Prepare to become hotter, wetter
The roads in Pennsylvania are a mess this spring. Part of that probably has to do with the record-breaking weather events the state suffered last summer and winter. The summer produced the most rainfall for the season ever recorded in the state and the state’s infrastructure took a beating. The mild winter was then interrupted by a three-week polar vortex, which sent temperatures to record lows. Both the heavy rain and the frigid cold are linked to climate change.
There’s little appetite to address issues at the federal level because the current president thinks climate change is a hoax perpetuated by the Chinese “in order to make U.S. manufacturing non-competitive,” as he once said in a tweet. In 2017, President Donald Trump pulled the U.S. out of the Paris Agreement on climate change and the U.S. is now the only country on the planet that has not signed on.
At the state level, many officials are working to counter Trump’s shortsightedness. Gov. Tom Wolf announced on April 29 that Pennsylvania is joining the U.S. Climate Alliance. In an address to mark the occasion, Wolf said it is “bipartisan coalition of 24 governors, representing over half of the U.S. population to work to implement policies that uphold the commitments our nation made in the Paris Agreement.” Like the efforts in just about all states, it comes much later than it should have, but at least the state is now moving in the right direction.
Gov. Wolf took additional steps this year. In January 2019, he signed an executive order to set Pennsylvania’s first statewide climate goals, aiming to reduce greenhouse gas emissions by 26% by 2025 and 80% by 2050, compared with 2005 levels. The executive order also established the Green Government Council, aiming to push sustainability throughout governmental departments across the state.
Other state officials are also addressing climate change. Eugene Pasquale, the state’s auditor general, is preparing a report due this summer regarding “how Pennsylvania is responding to climate change in light of a failure by national leaders to recognize and act on the issue,” according to a press release from Pasquale’s office,
“Beyond the obvious public safety concerns related to flooding and infrastructure damage, a changing climate will impact health, transportation, agriculture, forestry, tourism—from farms to cities, [there will be] a whole host of issues,” DePasquale said. “These factors all have the potential to create new burdens on taxpayers and disrupt our economy.”
The Pennsylvania Department of Environmental Conservation has also been studying the issue of climate change since 2008, with the passage of the Pennsylvania Climate Change Act. Some of the findings of the DEP reports since then have measured the rate of climate change in fairly precise terms. The reports say that from 1958 through 2010, in the Northeast U.S. there has been a 70% increase in precipitation during heavy events.
“Over the past century, temperatures in Pennsylvania have undergone a long-term warming of more than 1 °C (1.8°F).” And the change is expected to increase over time. “[It] is projected that, by the middle of the 21st century, Pennsylvania will be about 3°C (5.4°F) warmer than it was at the end of the 20th century. The corresponding annual precipitation increase is expected to be 8%, with a winter increase of 14%. The likelihood for meteorological drought is expected to decrease while months with above-normal precipitation are expected to increase.”

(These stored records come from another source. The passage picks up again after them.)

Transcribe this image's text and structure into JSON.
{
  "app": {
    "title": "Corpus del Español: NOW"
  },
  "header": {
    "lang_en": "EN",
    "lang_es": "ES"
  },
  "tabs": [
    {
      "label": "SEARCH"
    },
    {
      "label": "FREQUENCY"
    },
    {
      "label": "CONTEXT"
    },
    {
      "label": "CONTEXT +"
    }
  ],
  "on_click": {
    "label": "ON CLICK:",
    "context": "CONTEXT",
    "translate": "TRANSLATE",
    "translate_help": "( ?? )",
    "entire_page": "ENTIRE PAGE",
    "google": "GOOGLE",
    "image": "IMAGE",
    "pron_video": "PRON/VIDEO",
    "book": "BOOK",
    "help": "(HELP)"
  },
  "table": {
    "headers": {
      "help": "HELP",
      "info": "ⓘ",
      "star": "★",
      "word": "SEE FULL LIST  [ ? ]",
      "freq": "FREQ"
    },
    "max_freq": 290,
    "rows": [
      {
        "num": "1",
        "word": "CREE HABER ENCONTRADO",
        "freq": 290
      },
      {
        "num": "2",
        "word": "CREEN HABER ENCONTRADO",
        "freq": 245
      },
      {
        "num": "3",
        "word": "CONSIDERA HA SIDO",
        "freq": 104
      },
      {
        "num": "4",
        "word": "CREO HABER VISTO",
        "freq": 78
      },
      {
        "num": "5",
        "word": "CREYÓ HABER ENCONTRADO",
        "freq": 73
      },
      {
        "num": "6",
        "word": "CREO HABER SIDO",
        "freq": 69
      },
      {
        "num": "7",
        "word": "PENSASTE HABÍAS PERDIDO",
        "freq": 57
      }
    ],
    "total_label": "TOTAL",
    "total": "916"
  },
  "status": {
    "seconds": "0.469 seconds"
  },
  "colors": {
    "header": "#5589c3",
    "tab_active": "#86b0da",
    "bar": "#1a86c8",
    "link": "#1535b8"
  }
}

So, the good news for Pennsylvania and the rest of the Northeast is that there will be a reduced likelihood of drought, but the bad news is there will be increased likelihood of flooding and severe storms of the sort seen in the recent past. In the meantime, the impacts of climate change are already being felt. As of September 2018, the Pennsylvania Department of Transportation estimated that the record-breaking rainfall last summer had resulted in $105 million in damages to the state’s roads and bridges.
By comparison, according to PennDot, damage from Hurricane Irene in August 2011 totaled less than $19 million.
An entry on the PennDot website says, “Historically, flooding and landslide costs have been accounted for through our maintenance or construction-project process except for emergencies or other significant events. The nature of flooding and emergencies this year has been such that they are beyond our typical practices in responding to flooding/landslides so we have had more events warranting emergency assistance.”
It would seem it’s time to build climate change costs into the PennDot budget, but it’s not clear if that’s even possible. In any case, it’s beyond time that governments at all levels ramp up efforts to address climate change.